Tonight England go to Cardiff for the opening game in the 2015 Six Nations tournament.
The last time we played there, Wales battered us. It was not a pleasant thing to watch, as an England fan. But we were out-fought fair and square, so I’ve no complaints. Wales were the better team.
One of the greatest rugby books ever written is called Calon. It is by Owen Sheers.
Calon is about Welsh rugby. How important the game is in Wales. What it means to the Welsh. How intense – in particular – the England game is for them.
Calon means heart in Welsh.
Calon gave me a better understanding of Welsh rugby. It troubled me, to be honest. Especially the updated section in the paperback that deals with the game I refer to above.
But Calon also inspired me. Very much. The intensity. The desire. The sacrifice. And I know that intensity, desire and sacrifice are not exclusive to the Welsh. All other five nations’ players have those just as much, but no one has written as well about it in a book as Owen Sheers has, as far as I know.
Calon inspired me so much, that a book I have out in June is about a boy called Owen, who faces challenges as a member of his school rugby team. Throughout my book – called Deadlocked – Owen reads Calon. It gradually fills him with strength that enables him to do the right thing for his teammates. It gives him with heart.
They are about a team of English and Welsh boys who play for a rugby team on the border of the two countries who play each other tonight. The school is called Borderlands.
I am watching the match alone tonight, but I can imagine Owen sitting down to watch it with Rory and Woody, the heroes of the Rugby Academy’s other two books.

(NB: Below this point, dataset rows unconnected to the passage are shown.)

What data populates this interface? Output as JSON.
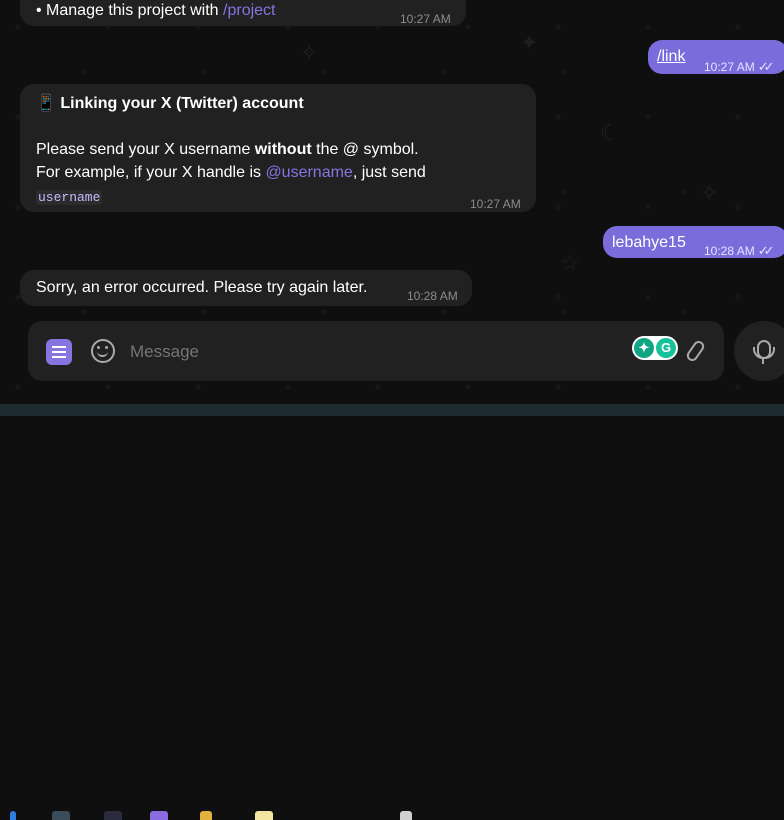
{
  "messages": {
    "m1": {
      "text_prefix": "• Manage this project with ",
      "link": "/project",
      "time": "10:27 AM"
    },
    "m2": {
      "text": "/link",
      "time": "10:27 AM",
      "ticks": "✓✓"
    },
    "m3": {
      "emoji": "📱",
      "title": "Linking your X (Twitter) account",
      "line1_a": "Please send your X username ",
      "line1_bold": "without",
      "line1_b": " the @ symbol.",
      "line2_a": "For example, if your X handle is ",
      "line2_link": "@username",
      "line2_b": ", just send",
      "code": "username",
      "time": "10:27 AM"
    },
    "m4": {
      "text": "lebahye15",
      "time": "10:28 AM",
      "ticks": "✓✓"
    },
    "m5": {
      "text": "Sorry, an error occurred. Please try again later.",
      "time": "10:28 AM"
    }
  },
  "composer": {
    "placeholder": "Message"
  },
  "colors": {
    "accent": "#8774e1",
    "outgoing": "#7b6cdc",
    "incoming": "#212121",
    "background": "#0f0f0f"
  }
}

Just for the record – and speaking of intensity, desire and sacrifice -Woody is based loosely on things I read in Sir Clive Woodward’s book, Winning. And Rory is based on aspects of Jonny Wilkinson’s fantastic autobiography, Jonny.